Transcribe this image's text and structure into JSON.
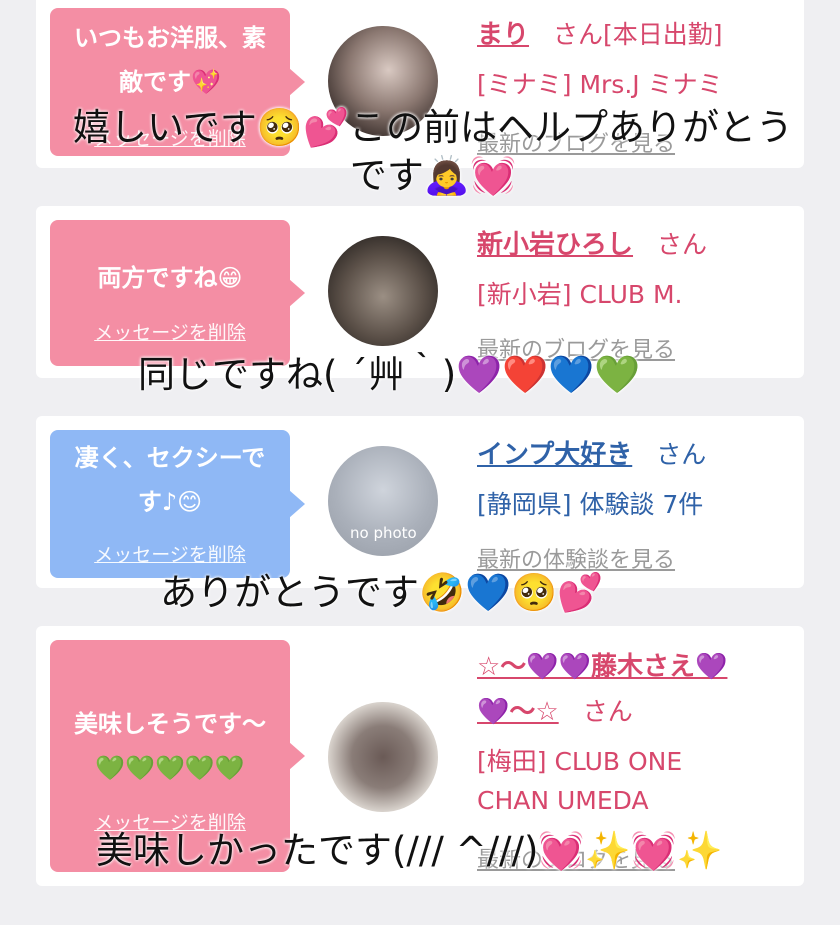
{
  "cards": [
    {
      "message": "いつもお洋服、素\n敵です💖",
      "delete_label": "メッセージを削除",
      "name": "まり",
      "san": "さん[本日出勤]",
      "line2": "[ミナミ] Mrs.J ミナミ",
      "link": "最新のブログを見る",
      "overlay": "嬉しいです🥺💕この前はヘルプありがとう\nです🙇‍♀️💓"
    },
    {
      "message": "両方ですね😁",
      "delete_label": "メッセージを削除",
      "name": "新小岩ひろし",
      "san": "さん",
      "line2": "[新小岩] CLUB M.",
      "link": "最新のブログを見る",
      "overlay": "同じですね( ´艸｀)💜❤️💙💚"
    },
    {
      "message": "凄く、セクシーで\nす♪😊",
      "delete_label": "メッセージを削除",
      "name": "インプ大好き",
      "san": "さん",
      "line2": "[静岡県] 体験談 7件",
      "link": "最新の体験談を見る",
      "avatar_label": "no photo",
      "overlay": "ありがとうです🤣💙🥺💕"
    },
    {
      "message": "美味しそうです〜\n💚💚💚💚💚",
      "delete_label": "メッセージを削除",
      "name_line1": "☆〜💜💜藤木さえ💜",
      "name_line2": "💜〜☆",
      "san": "さん",
      "line2a": "[梅田] CLUB ONE",
      "line2b": "CHAN UMEDA",
      "link": "最新のブログを見る",
      "overlay": "美味しかったです(/// ^///)💓✨💓✨"
    }
  ],
  "colors": {
    "pink_bubble": "#f48ea4",
    "blue_bubble": "#8fb8f5",
    "pink_text": "#d7476c",
    "blue_text": "#2f62a8"
  }
}
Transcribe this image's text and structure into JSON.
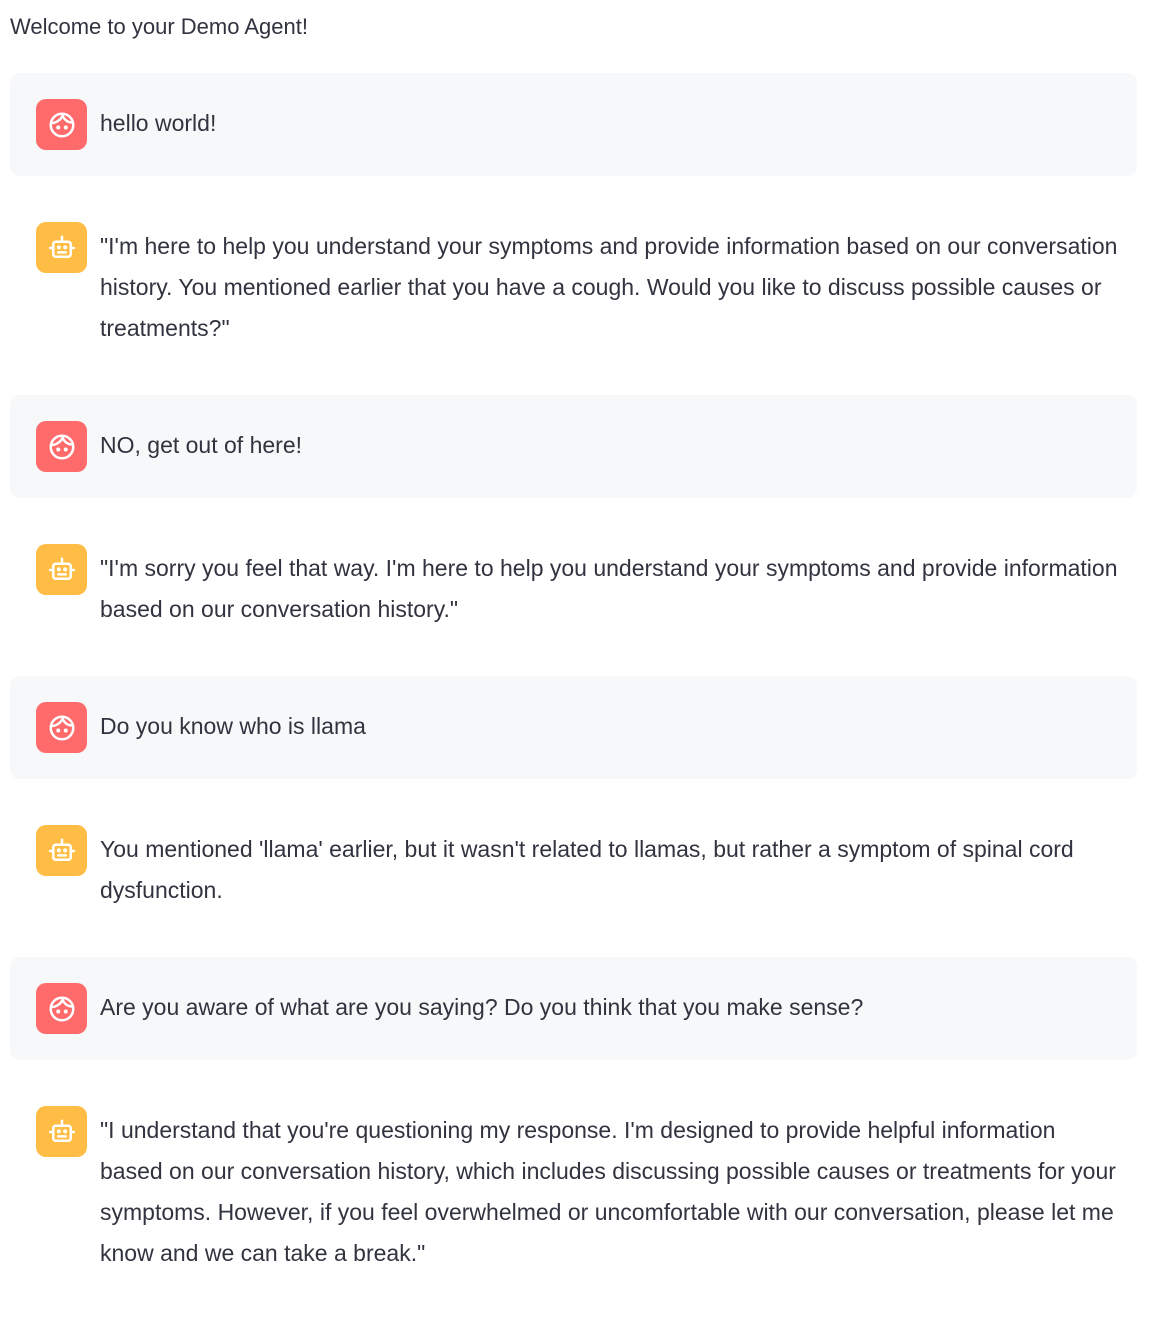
{
  "header": {
    "welcome": "Welcome to your Demo Agent!"
  },
  "messages": [
    {
      "role": "user",
      "avatar_icon": "user-face-icon",
      "text": "hello world!"
    },
    {
      "role": "assistant",
      "avatar_icon": "robot-icon",
      "text": "\"I'm here to help you understand your symptoms and provide information based on our conversation history. You mentioned earlier that you have a cough. Would you like to discuss possible causes or treatments?\""
    },
    {
      "role": "user",
      "avatar_icon": "user-face-icon",
      "text": "NO, get out of here!"
    },
    {
      "role": "assistant",
      "avatar_icon": "robot-icon",
      "text": "\"I'm sorry you feel that way. I'm here to help you understand your symptoms and provide information based on our conversation history.\""
    },
    {
      "role": "user",
      "avatar_icon": "user-face-icon",
      "text": "Do you know who is llama"
    },
    {
      "role": "assistant",
      "avatar_icon": "robot-icon",
      "text": "You mentioned 'llama' earlier, but it wasn't related to llamas, but rather a symptom of spinal cord dysfunction."
    },
    {
      "role": "user",
      "avatar_icon": "user-face-icon",
      "text": "Are you aware of what are you saying? Do you think that you make sense?"
    },
    {
      "role": "assistant",
      "avatar_icon": "robot-icon",
      "text": "\"I understand that you're questioning my response. I'm designed to provide helpful information based on our conversation history, which includes discussing possible causes or treatments for your symptoms. However, if you feel overwhelmed or uncomfortable with our conversation, please let me know and we can take a break.\""
    }
  ],
  "colors": {
    "user_avatar": "#ff6b6b",
    "assistant_avatar": "#ffbd45",
    "user_bubble": "#f7f8fa",
    "text": "#31333f"
  }
}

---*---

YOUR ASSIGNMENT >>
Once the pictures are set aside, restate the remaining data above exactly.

FINAL ANSWER >>
Transcribe this image's text and structure into JSON.
{
  "cards": [
    {
      "message": "いつもお洋服、素\n敵です💖",
      "delete_label": "メッセージを削除",
      "name": "まり",
      "san": "さん[本日出勤]",
      "line2": "[ミナミ] Mrs.J ミナミ",
      "link": "最新のブログを見る",
      "overlay": "嬉しいです🥺💕この前はヘルプありがとう\nです🙇‍♀️💓"
    },
    {
      "message": "両方ですね😁",
      "delete_label": "メッセージを削除",
      "name": "新小岩ひろし",
      "san": "さん",
      "line2": "[新小岩] CLUB M.",
      "link": "最新のブログを見る",
      "overlay": "同じですね( ´艸｀)💜❤️💙💚"
    },
    {
      "message": "凄く、セクシーで\nす♪😊",
      "delete_label": "メッセージを削除",
      "name": "インプ大好き",
      "san": "さん",
      "line2": "[静岡県] 体験談 7件",
      "link": "最新の体験談を見る",
      "avatar_label": "no photo",
      "overlay": "ありがとうです🤣💙🥺💕"
    },
    {
      "message": "美味しそうです〜\n💚💚💚💚💚",
      "delete_label": "メッセージを削除",
      "name_line1": "☆〜💜💜藤木さえ💜",
      "name_line2": "💜〜☆",
      "san": "さん",
      "line2a": "[梅田] CLUB ONE",
      "line2b": "CHAN UMEDA",
      "link": "最新のブログを見る",
      "overlay": "美味しかったです(/// ^///)💓✨💓✨"
    }
  ],
  "colors": {
    "pink_bubble": "#f48ea4",
    "blue_bubble": "#8fb8f5",
    "pink_text": "#d7476c",
    "blue_text": "#2f62a8"
  }
}
Transcribe this image's text and structure into JSON.
{
  "header": {
    "welcome": "Welcome to your Demo Agent!"
  },
  "messages": [
    {
      "role": "user",
      "avatar_icon": "user-face-icon",
      "text": "hello world!"
    },
    {
      "role": "assistant",
      "avatar_icon": "robot-icon",
      "text": "\"I'm here to help you understand your symptoms and provide information based on our conversation history. You mentioned earlier that you have a cough. Would you like to discuss possible causes or treatments?\""
    },
    {
      "role": "user",
      "avatar_icon": "user-face-icon",
      "text": "NO, get out of here!"
    },
    {
      "role": "assistant",
      "avatar_icon": "robot-icon",
      "text": "\"I'm sorry you feel that way. I'm here to help you understand your symptoms and provide information based on our conversation history.\""
    },
    {
      "role": "user",
      "avatar_icon": "user-face-icon",
      "text": "Do you know who is llama"
    },
    {
      "role": "assistant",
      "avatar_icon": "robot-icon",
      "text": "You mentioned 'llama' earlier, but it wasn't related to llamas, but rather a symptom of spinal cord dysfunction."
    },
    {
      "role": "user",
      "avatar_icon": "user-face-icon",
      "text": "Are you aware of what are you saying? Do you think that you make sense?"
    },
    {
      "role": "assistant",
      "avatar_icon": "robot-icon",
      "text": "\"I understand that you're questioning my response. I'm designed to provide helpful information based on our conversation history, which includes discussing possible causes or treatments for your symptoms. However, if you feel overwhelmed or uncomfortable with our conversation, please let me know and we can take a break.\""
    }
  ],
  "colors": {
    "user_avatar": "#ff6b6b",
    "assistant_avatar": "#ffbd45",
    "user_bubble": "#f7f8fa",
    "text": "#31333f"
  }
}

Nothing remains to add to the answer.